Brahimi, in answer to a question on any concrete progress, told reporters: "If you are asking whether there is a solution around the corner, I'm not sure that is the case."

Russia and the United States back opposing sides in Syria's 21-month-old conflict between President Bashar Assad's government forces and rebels fighting to topple him.

Syria denounced Brahimi as "flagrantly biased" on Thursday, casting doubt on how long the UN-Arab League mediator can pursue his peace mission.

Brahimi, speaking to Reuters in Cairo a day earlier, said that Assad could have no place in a transitional government to end the civil war, the closest he has come to calling directly for the embattled president to quit.

Asked on Friday whether the Russians shared his views on Assad, he replied: "I am absolutely certain that the Russians are as preoccupied as I am, as preoccupied as the Americans are, by the bad situation that exists in Syria and its continuing deterioration.

"I am absolutely certain they would like to contribute to its solution," he added.

But pressed on whether Bogdanov had come with new proposals to pave the way for a political transition, he said: "We discussed a lot of things. They had ideas, others also had ideas.

Earlier, a U.S. official said the talks would focus on creating the conditions for a political solution, specifically a transitional governing body agreed at Geneva talks in June. That ministerial accord left open the fate of Assad.

"The U.S. position is clear: Assad has lost all legitimacy and must step aside to enable a political solution and a democratic transition that meets the aspirations of the Syrian people," the U.S. official said, asking not to be named.

Before the meeting, Bogdanov gave no indication Russia would abandon its insistence that Assad must not be forced out by external powers and that his exit cannot be a precondition for a Syrian political dialogue. Russia is "eagerly awaiting bringing the agreements reached in Geneva to life without damaging the sovereignty and territorial integrity of Syria and without violating the right of the Syrian people to choose their own leaders," Bogdanov was quoted as telling Russia Today television.

Before the talks, a Geneva-based Arab diplomat said he expected Moscow to bring some new ideas to the negotiating table.

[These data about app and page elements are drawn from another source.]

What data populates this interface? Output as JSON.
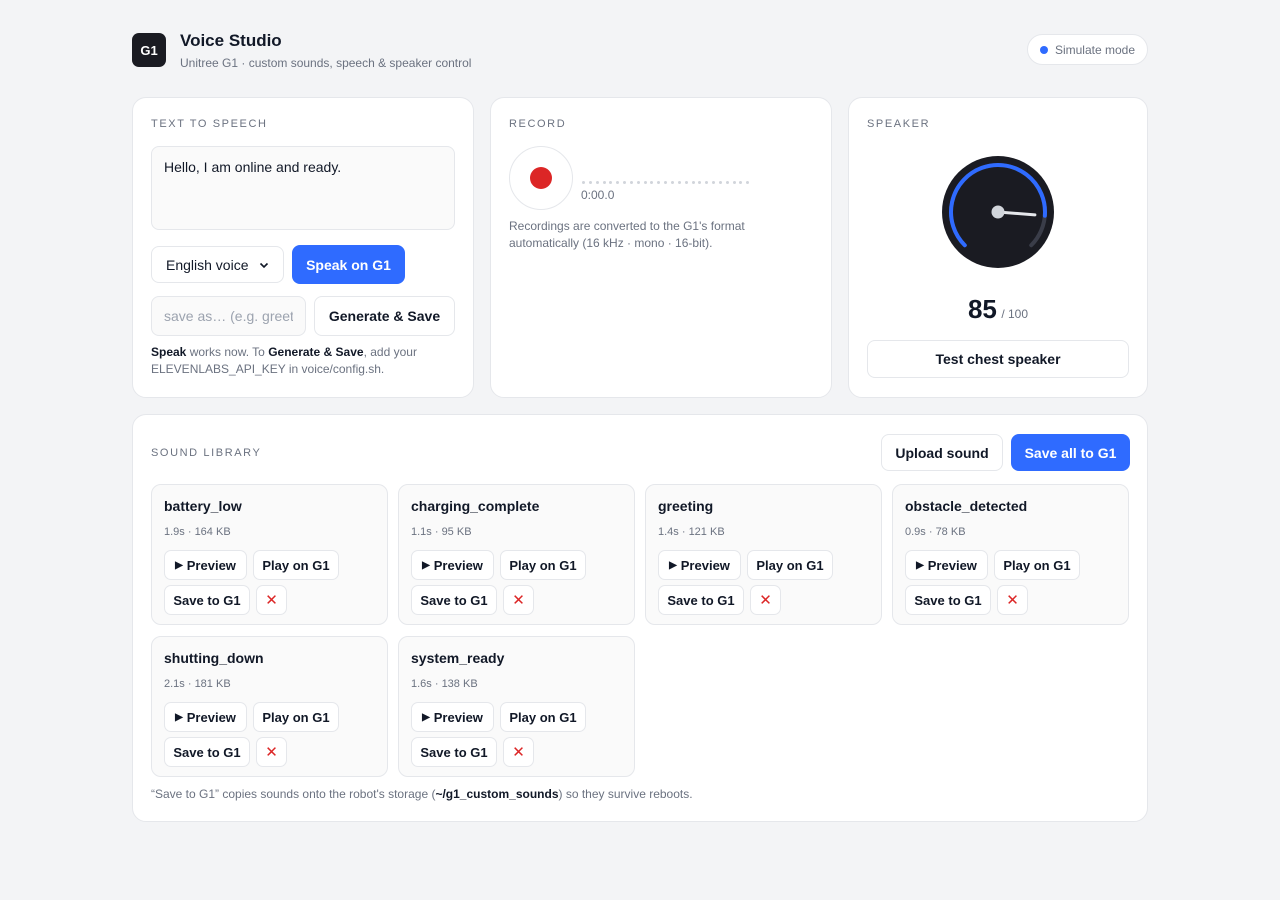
{
  "header": {
    "logo": "G1",
    "title": "Voice Studio",
    "subtitle": "Unitree G1 · custom sounds, speech & speaker control",
    "mode": "Simulate mode"
  },
  "tts": {
    "title": "TEXT TO SPEECH",
    "text": "Hello, I am online and ready.",
    "voice": "English voice",
    "speak_label": "Speak on G1",
    "save_placeholder": "save as… (e.g. greeting)",
    "generate_label": "Generate & Save",
    "note_speak": "Speak",
    "note_1": " works now. To ",
    "note_generate": "Generate & Save",
    "note_2": ", add your ELEVENLABS_API_KEY in voice/config.sh."
  },
  "record": {
    "title": "RECORD",
    "time": "0:00.0",
    "note": "Recordings are converted to the G1's format automatically (16 kHz · mono · 16-bit)."
  },
  "speaker": {
    "title": "SPEAKER",
    "volume": "85",
    "max": "/ 100",
    "level_fraction": 0.85,
    "test_label": "Test chest speaker"
  },
  "library": {
    "title": "SOUND LIBRARY",
    "upload_label": "Upload sound",
    "save_all_label": "Save all to G1",
    "preview_label": "Preview",
    "play_label": "Play on G1",
    "save_label": "Save to G1",
    "delete_glyph": "✕",
    "sounds": [
      {
        "name": "battery_low",
        "meta": "1.9s · 164 KB"
      },
      {
        "name": "charging_complete",
        "meta": "1.1s · 95 KB"
      },
      {
        "name": "greeting",
        "meta": "1.4s · 121 KB"
      },
      {
        "name": "obstacle_detected",
        "meta": "0.9s · 78 KB"
      },
      {
        "name": "shutting_down",
        "meta": "2.1s · 181 KB"
      },
      {
        "name": "system_ready",
        "meta": "1.6s · 138 KB"
      }
    ],
    "note_1": "“Save to G1” copies sounds onto the robot's storage (",
    "note_path": "~/g1_custom_sounds",
    "note_2": ") so they survive reboots."
  },
  "colors": {
    "accent": "#2f6bff",
    "record": "#dc2626",
    "gauge_face": "#1a1b22"
  }
}
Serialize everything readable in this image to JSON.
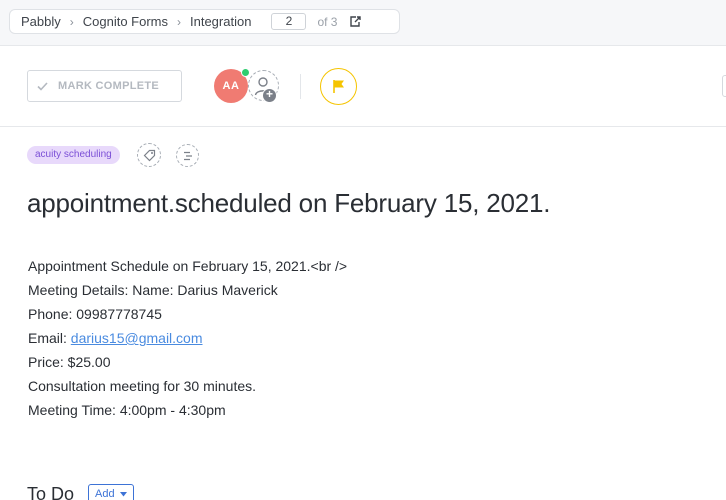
{
  "breadcrumb": {
    "items": [
      "Pabbly",
      "Cognito Forms",
      "Integration"
    ],
    "page_current": "2",
    "page_total": "of 3"
  },
  "toolbar": {
    "mark_complete_label": "MARK COMPLETE",
    "avatar_initials": "AA"
  },
  "tags": [
    "acuity scheduling"
  ],
  "task": {
    "title": "appointment.scheduled on February 15, 2021.",
    "description": {
      "line1": "Appointment Schedule on February 15, 2021.<br />",
      "line2": "Meeting Details: Name: Darius Maverick",
      "line3": "Phone: 09987778745",
      "line4_prefix": "Email: ",
      "line4_link": "darius15@gmail.com",
      "line5": "Price: $25.00",
      "line6": "Consultation meeting for 30 minutes.",
      "line7": "Meeting Time: 4:00pm - 4:30pm"
    }
  },
  "todo": {
    "title": "To Do",
    "add_label": "Add"
  },
  "colors": {
    "avatar": "#f07b72",
    "online": "#2ecd6f",
    "flag": "#f5c400",
    "tag_bg": "#e8d9fb",
    "tag_text": "#7b4fd6",
    "link": "#4a8be0",
    "primary": "#3d73d6"
  }
}
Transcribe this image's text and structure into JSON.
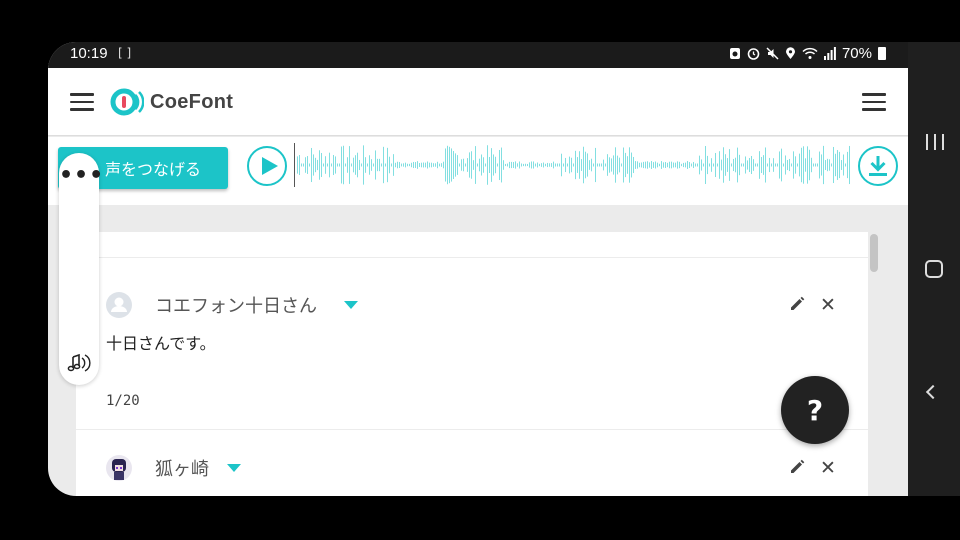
{
  "status_bar": {
    "time": "10:19",
    "bracket": "[ ]",
    "battery": "70%"
  },
  "app": {
    "logo_text": "CoeFont",
    "brand_color": "#1cc4c8"
  },
  "toolbar": {
    "connect_label": "声をつなげる",
    "play_icon": "play-icon",
    "download_icon": "download-icon"
  },
  "side_menu": {
    "more_label": "•••"
  },
  "entries": [
    {
      "speaker": "コエフォン十日さん",
      "text": "十日さんです。",
      "counter": "1/20",
      "avatar": "default-avatar"
    },
    {
      "speaker": "狐ヶ崎",
      "text": "",
      "counter": "",
      "avatar": "character-avatar"
    }
  ],
  "help_fab": {
    "label": "?"
  }
}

"The Russians asked for this meeting, so they must be coming with something," he said. "At the same time, they don't want to let Bashar go."

Earlier on Friday, rebels seized a strategic air base in northern Syria after months of fighting, activists and insurgents said. The Syrian military struck back hours after fighters captured the base, launching air strikes on the area, the pro-opposition Syrian Observatory for Human Rights said.

"Taftanaz base is being bombarded by Syrian war planes, which are trying to destroy the airport after it was seized by fighters," it said. These came from several Islamist battalions strong in northern Syria such as Ahrar al-Sham, the Islamic Vanguard and al-Nusra Front, which has links to al-Qaida.

For months, rebels had fought for the base used by military helicopters in Idlib province. But it only fell after Islamist units reinforced them earlier in January.
The United States has branded Nusra a terrorist organization although it enjoys wide support in Syria for its combat skills.

Rebels from the Islamic Front, an alliance of several Islamist units, said Taftanaz is the largest helicopter base in northern Syria and the second largest in the country.